SELLAS Life Sciences Group recently announced phase II clinical trial results for a promising malignant pleural mesothelioma (MPM) vaccine. The patients who were administered the vaccine had more than double the survival rate of the patients who weren’t.
The WT1 vaccine is an immunotherapy drug being developed by Memorial Sloan-Kettering Cancer Center and MD Anderson Cancer Center. The vaccine is named after the antigen that it targets, the Wilm’s Tumor 1 (WT1) antigen.
SELLAS Life Sciences Group is the company behind the development of this drug and is a Switzerland-based company that focuses on developing new and innovative drugs. According to the company’s website, their vision is, “to practice the medicine of tomorrow, today.”
The WT1 vaccine is an impressive example of the group’s futuristic pharmaceuticals. It’s not only being tested for pleural mesothelioma, but also several other types of cancer. The drug could be helpful for killing mesothelioma cells that already exist and also for keeping mesothelioma from returning.
The trial was a double-blind and randomized study. In other words, nobody involved in the study knew which patients were getting the WT1 vaccine. This prevents the doctors and patients from being biased about the effects. Blinded studies like these have an unbiased Data Monitoring Committee to keep track of the results since the doctors can’t be aware of them.
About half of the patients received the WT1 vaccine along with a few accompanying treatments while the other half, the control group, received the same treatments without WT1.
The overall median survival rate for the patients taking the WT1 vaccine was more than twice that of the control arm. The control arm of this study resulted in an 18 month median overall survival rate. The use of the WT1 vaccine resulted in 39 months overall survival.
In addition, patients who received WT1 went 11.5 months without any signs of disease progression, more than twice that of the control arm which was only 5.5 months. The WT1 vaccine also had a favorable safety and tolerability profile.
The total enrollment was 40 patients – 19 received the vaccine and 21 in the control arm that did not. The study was supposed to be much larger, but the Data Monitoring Committee decided to cancel the control arm because it wasn’t having a significant effect on the patients.

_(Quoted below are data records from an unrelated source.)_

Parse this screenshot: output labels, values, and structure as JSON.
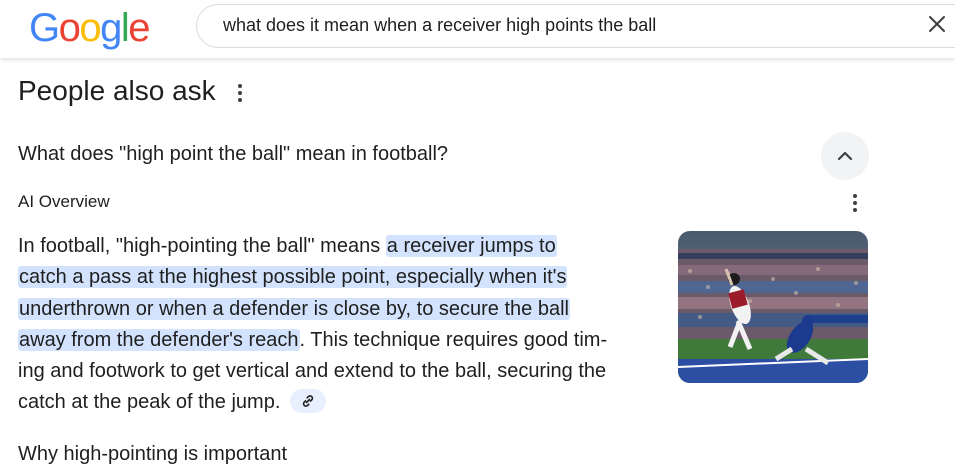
{
  "header": {
    "logo_letters": [
      {
        "ch": "G",
        "color": "#4285F4"
      },
      {
        "ch": "o",
        "color": "#EA4335"
      },
      {
        "ch": "o",
        "color": "#FBBC05"
      },
      {
        "ch": "g",
        "color": "#4285F4"
      },
      {
        "ch": "l",
        "color": "#34A853"
      },
      {
        "ch": "e",
        "color": "#EA4335"
      }
    ],
    "search_query": "what does it mean when a receiver high points the ball",
    "clear_icon": "close-icon"
  },
  "paa": {
    "title": "People also ask",
    "menu_icon": "more-vert-icon",
    "question": "What does \"high point the ball\" mean in football?",
    "collapse_icon": "chevron-up-icon",
    "ai_overview_label": "AI Overview",
    "ai_menu_icon": "more-vert-icon",
    "answer_lines": [
      {
        "plain": "In football, \"high-pointing the ball\" means ",
        "highlight": "a receiver jumps to",
        "after": ""
      },
      {
        "plain": "",
        "highlight": "catch a pass at the highest possible point, especially when it's",
        "after": ""
      },
      {
        "plain": "",
        "highlight": "underthrown or when a defender is close by, to secure the ball",
        "after": ""
      },
      {
        "plain": "",
        "highlight": "away from the defender's reach",
        "after": ". This technique requires good tim-"
      },
      {
        "plain": "ing and footwork to get vertical and extend to the ball, securing the",
        "highlight": "",
        "after": ""
      },
      {
        "plain": "catch at the peak of the jump.",
        "highlight": "",
        "after": ""
      }
    ],
    "link_icon": "link-icon",
    "image_icon": "football-catch-photo",
    "next_heading": "Why high-pointing is important"
  },
  "colors": {
    "highlight": "#d3e3fd",
    "text": "#1f1f1f",
    "chip": "#e8f0fe"
  }
}
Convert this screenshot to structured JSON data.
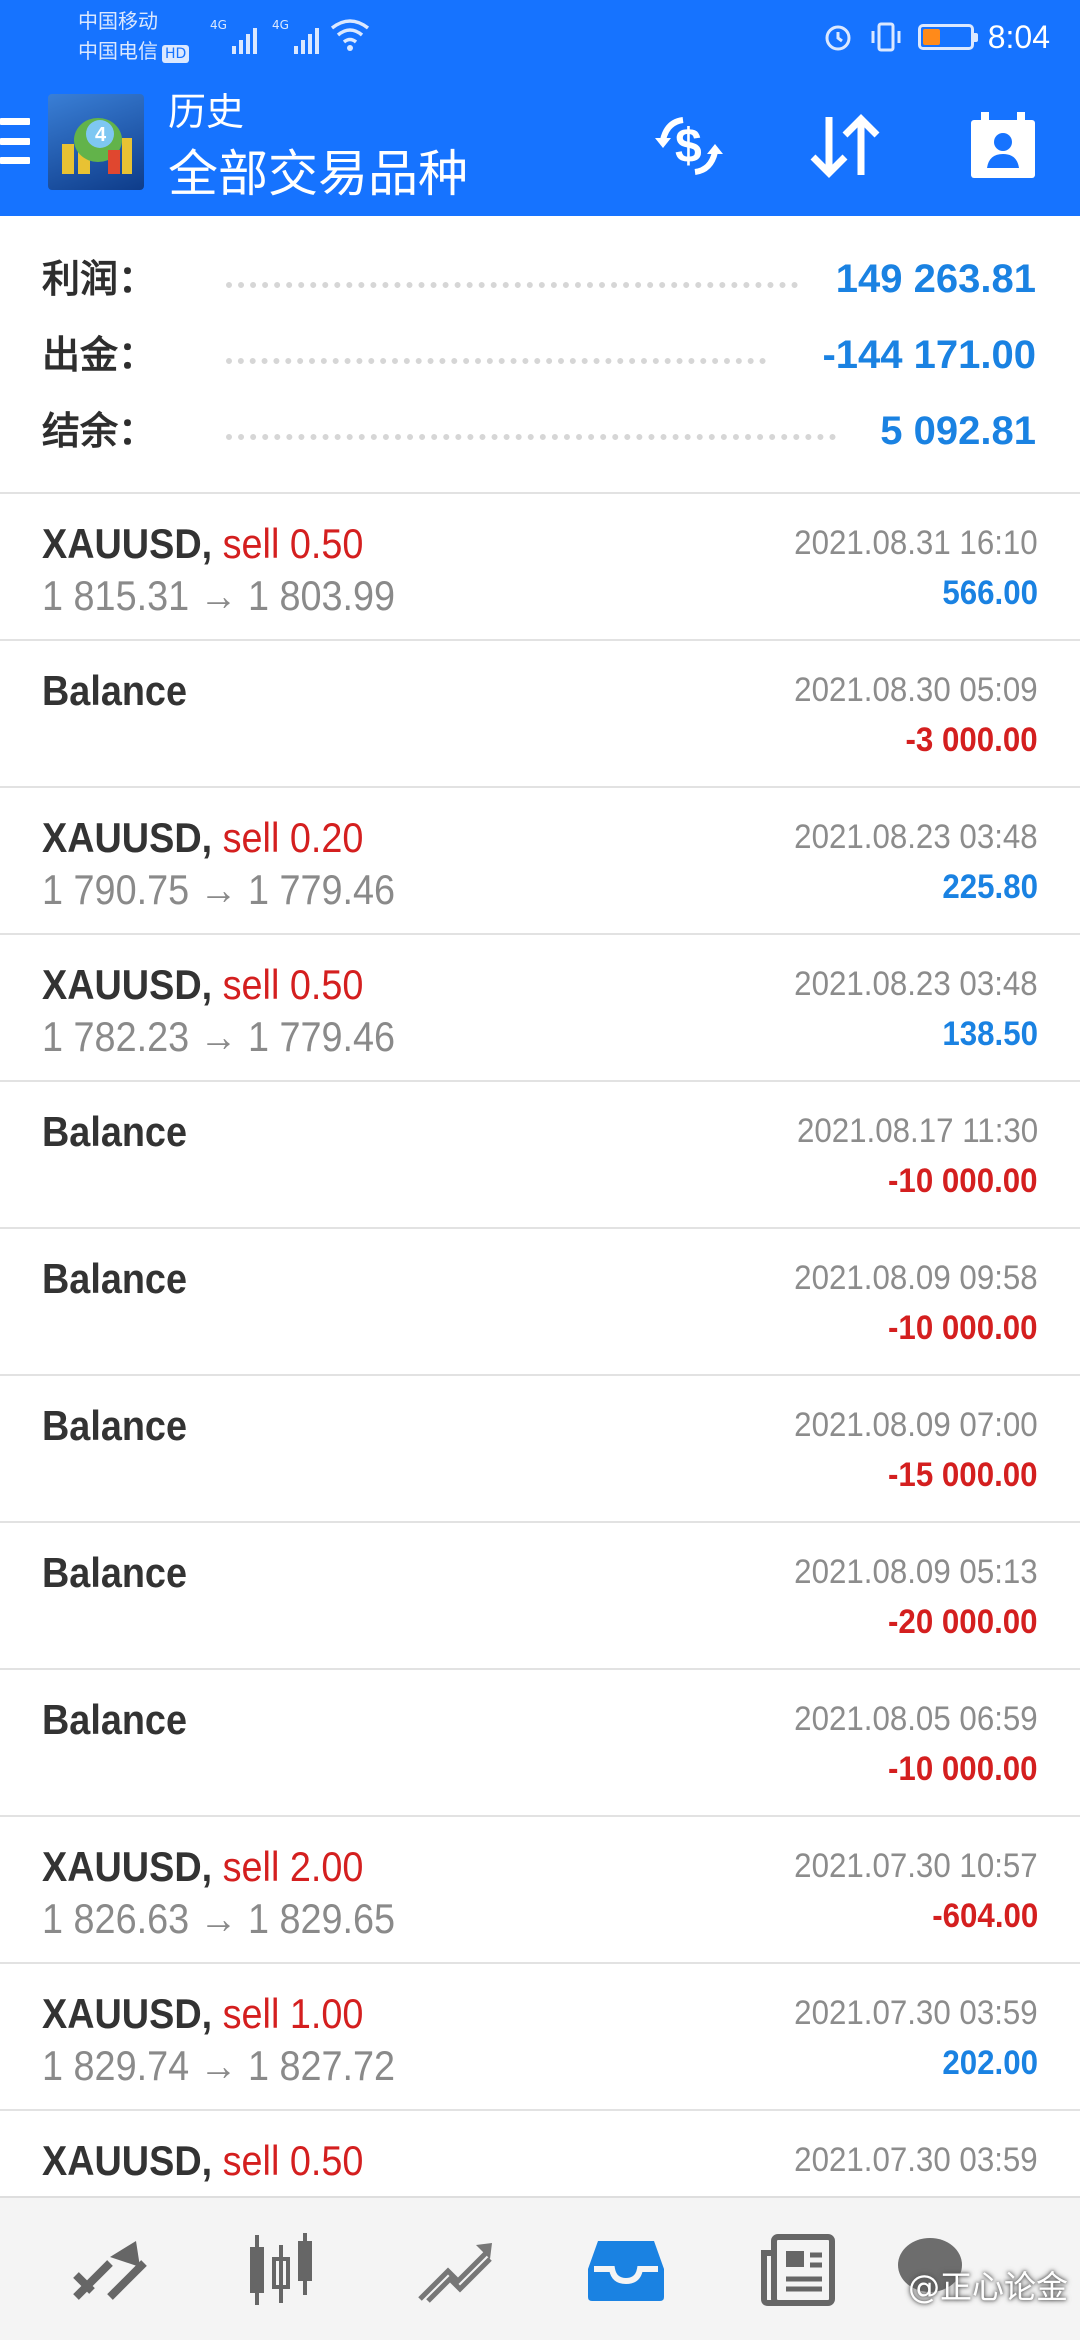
{
  "status_bar": {
    "carrier1": "中国移动",
    "carrier2": "中国电信",
    "hd_badge": "HD",
    "network1": "4G",
    "network2": "4G",
    "time": "8:04"
  },
  "header": {
    "title": "历史",
    "subtitle": "全部交易品种",
    "logo_digit": "4",
    "icons": [
      "menu-icon",
      "currency-exchange-icon",
      "sort-icon",
      "account-icon"
    ],
    "background_color": "#1673ff"
  },
  "summary": [
    {
      "label": "利润：",
      "value": "149 263.81"
    },
    {
      "label": "出金：",
      "value": "-144 171.00"
    },
    {
      "label": "结余：",
      "value": "5 092.81"
    }
  ],
  "deals": [
    {
      "symbol": "XAUUSD,",
      "side": "sell 0.50",
      "prices": "1 815.31 → 1 803.99",
      "time": "2021.08.31 16:10",
      "profit": "566.00",
      "positive": true
    },
    {
      "symbol": "Balance",
      "side": "",
      "prices": "",
      "time": "2021.08.30 05:09",
      "profit": "-3 000.00",
      "positive": false
    },
    {
      "symbol": "XAUUSD,",
      "side": "sell 0.20",
      "prices": "1 790.75 → 1 779.46",
      "time": "2021.08.23 03:48",
      "profit": "225.80",
      "positive": true
    },
    {
      "symbol": "XAUUSD,",
      "side": "sell 0.50",
      "prices": "1 782.23 → 1 779.46",
      "time": "2021.08.23 03:48",
      "profit": "138.50",
      "positive": true
    },
    {
      "symbol": "Balance",
      "side": "",
      "prices": "",
      "time": "2021.08.17 11:30",
      "profit": "-10 000.00",
      "positive": false
    },
    {
      "symbol": "Balance",
      "side": "",
      "prices": "",
      "time": "2021.08.09 09:58",
      "profit": "-10 000.00",
      "positive": false
    },
    {
      "symbol": "Balance",
      "side": "",
      "prices": "",
      "time": "2021.08.09 07:00",
      "profit": "-15 000.00",
      "positive": false
    },
    {
      "symbol": "Balance",
      "side": "",
      "prices": "",
      "time": "2021.08.09 05:13",
      "profit": "-20 000.00",
      "positive": false
    },
    {
      "symbol": "Balance",
      "side": "",
      "prices": "",
      "time": "2021.08.05 06:59",
      "profit": "-10 000.00",
      "positive": false
    },
    {
      "symbol": "XAUUSD,",
      "side": "sell 2.00",
      "prices": "1 826.63 → 1 829.65",
      "time": "2021.07.30 10:57",
      "profit": "-604.00",
      "positive": false
    },
    {
      "symbol": "XAUUSD,",
      "side": "sell 1.00",
      "prices": "1 829.74 → 1 827.72",
      "time": "2021.07.30 03:59",
      "profit": "202.00",
      "positive": true
    },
    {
      "symbol": "XAUUSD,",
      "side": "sell 0.50",
      "prices": "",
      "time": "2021.07.30 03:59",
      "profit": "",
      "positive": true
    }
  ],
  "bottom_nav": {
    "items": [
      "quotes-icon",
      "chart-icon",
      "trade-icon",
      "history-icon",
      "news-icon"
    ],
    "active": "history-icon",
    "watermark": "@正心论金"
  }
}
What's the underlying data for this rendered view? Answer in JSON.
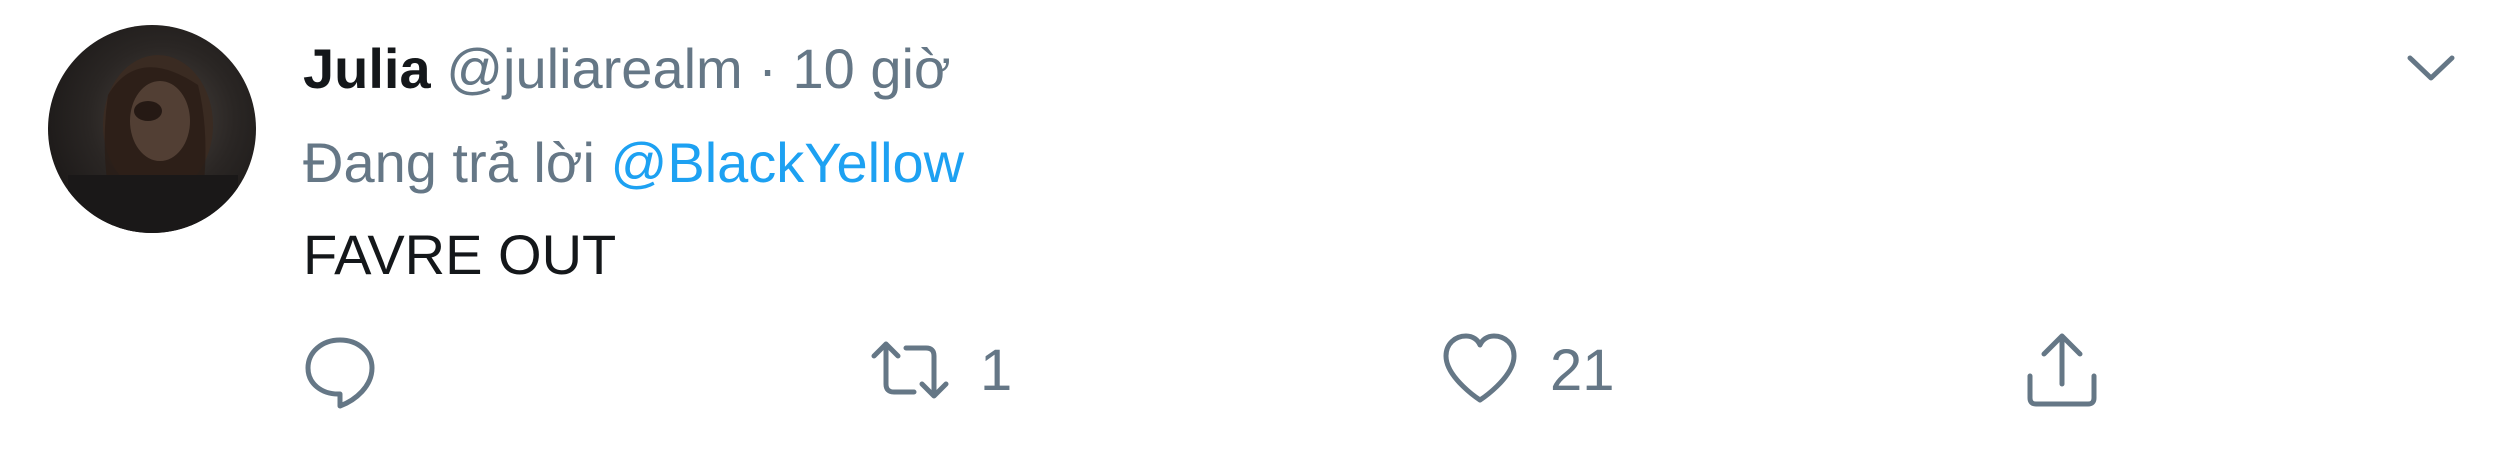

“In our trial, one of the criteria was that, if patients in one of the two arms would have a higher than expected relapse rate (as determined by the Data Monitoring Committee) within 12 months, that arm would need to be discontinued due to futility because patients would have no benefit being in that arm,” Dr. Angelos M. Stergiou, CEO & Chairman of SELLAS, told Mesothelioma Guide.
How the WT1 Vaccine Fights Mesothelioma
The WT1 vaccine attacks the Wilm’s Tumor 1 antigen. An antigen is anything that the immune system thinks is harmful. The immune system responds to antigens by sending out proteins called antibodies. Antibodies destroy any substances containing the antigens.
The National Cancer Institute (NCI) considers WT1 the number one target for cancer immunotherapy.
The WT1 gene in the body is not usually expressed in adult tissues. However, it appears in a lot of cancers. So the vaccine’s goal is to convince the immune system to act against WT1.
Because the WT1 vaccine can train the immune system to target mesothelioma, it can continue to fight it off and keep it from coming back. WT1 could prevent mesothelioma relapses and improve survival rates with a good quality of life.
The Future of WT1
The pivotal Phase III of the clinical trial is expected to begin in early 2016 and should be available in the US, Europe and possibly Australia. SELLAS is also concerned with how quickly they can get this drug on the market for the patients who need it. They are making it a priority to learn how to get through the regulatory processes efficiently to bring the WT1 vaccine to mesothelioma patients as soon as possible.
Clinical trials like this are how researchers move closer to a cure.
“We appreciate the diligent work performed by all physicians, study nurses, and the entire research teams and also would like to thank patients and their families for participating in this clinical trial. Only with their participation and support are we able to continue with our development work to advance our cancer vaccine toward the approval stage,” Dr. Stergiou said.